Bear sightings increase slightly this spring: Dry conditions may force them to roam farther for food
BEMIDJI -- While spotting a bear around Bemidji is nothing new, officials say there have been a few more sightings as of late.
In the past week, the Beltrami County Sheriff’s Office has received several reports of bears wandering into yards and right up to houses. According to the office’s Facebook page, a bear even came up to Sheriff’s Deputy Scott Hinners’ vehicle and said hello while he was writing reports near Nebish. Another call had a bear pawing at sliding glass door at a house near Blackduck. And on Wednesday, the Bemidji Police Department helped escort a bear out of town spotted near the Sanford Center.
Because of the unusual number of bear sightings in the Bemidji area, the Minnesota Department of Natural Resources is advising what to do when a bear is encountered.
DNR Area Wildlife Supervisor Dave Rave said the most important things are not to feed or approach a bear.
“Because of the dryness this year, there’s not as much food out there for the bears,” he said. “So they’re wandering a little bit further, and they’re coming into more people’s yards after things like birdseed.”
Since food is the bear’s main attraction, it is important for people to get rid of anything in the yard that a bear could eat, including bird seed, hummingbird feeders, dog food and garbage.
If trash cans need to be outside, the DNR recommends getting a metal, bear-proof trash can.
Rave said there are steps you can take if there is a bear in a place you don’t want it to be.
“Typically if the bear is in your yard, and you don’t want it there it’s good to make some noise and try to scare the bear away,” he said.
The suggested action is to open a window and bang pans together.

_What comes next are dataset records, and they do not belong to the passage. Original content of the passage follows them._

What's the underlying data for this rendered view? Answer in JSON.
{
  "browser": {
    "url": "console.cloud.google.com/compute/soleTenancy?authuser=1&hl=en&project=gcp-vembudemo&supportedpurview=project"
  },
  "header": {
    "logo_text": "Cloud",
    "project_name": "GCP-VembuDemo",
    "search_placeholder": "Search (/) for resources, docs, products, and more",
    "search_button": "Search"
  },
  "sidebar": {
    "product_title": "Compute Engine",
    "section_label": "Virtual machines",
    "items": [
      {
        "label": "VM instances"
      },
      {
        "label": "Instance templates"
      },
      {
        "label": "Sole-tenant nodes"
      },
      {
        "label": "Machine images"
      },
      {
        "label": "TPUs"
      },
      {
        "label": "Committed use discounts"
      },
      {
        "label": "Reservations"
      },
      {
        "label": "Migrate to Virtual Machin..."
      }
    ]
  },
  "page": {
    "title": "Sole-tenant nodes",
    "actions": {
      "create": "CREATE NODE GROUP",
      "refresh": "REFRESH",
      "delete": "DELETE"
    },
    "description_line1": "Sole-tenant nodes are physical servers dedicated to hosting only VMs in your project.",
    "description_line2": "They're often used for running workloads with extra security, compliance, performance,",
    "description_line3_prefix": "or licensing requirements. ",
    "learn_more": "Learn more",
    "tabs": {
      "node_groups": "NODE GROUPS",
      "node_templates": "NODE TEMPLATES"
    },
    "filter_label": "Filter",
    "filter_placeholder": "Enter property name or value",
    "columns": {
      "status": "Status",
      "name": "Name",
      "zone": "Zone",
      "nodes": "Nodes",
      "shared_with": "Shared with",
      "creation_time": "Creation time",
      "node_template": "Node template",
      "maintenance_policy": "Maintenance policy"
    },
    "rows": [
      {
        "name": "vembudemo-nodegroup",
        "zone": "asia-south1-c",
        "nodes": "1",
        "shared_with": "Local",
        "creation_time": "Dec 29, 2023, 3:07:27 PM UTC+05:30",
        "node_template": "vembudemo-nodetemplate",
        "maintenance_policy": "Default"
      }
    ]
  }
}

“There’s a very good chance that people are going to see some bears this year,” Rave said. “Bears are not typically dangerous; however, they’re big animals, and they’re very, very strong, so there is a possibility that they can be dangerous.”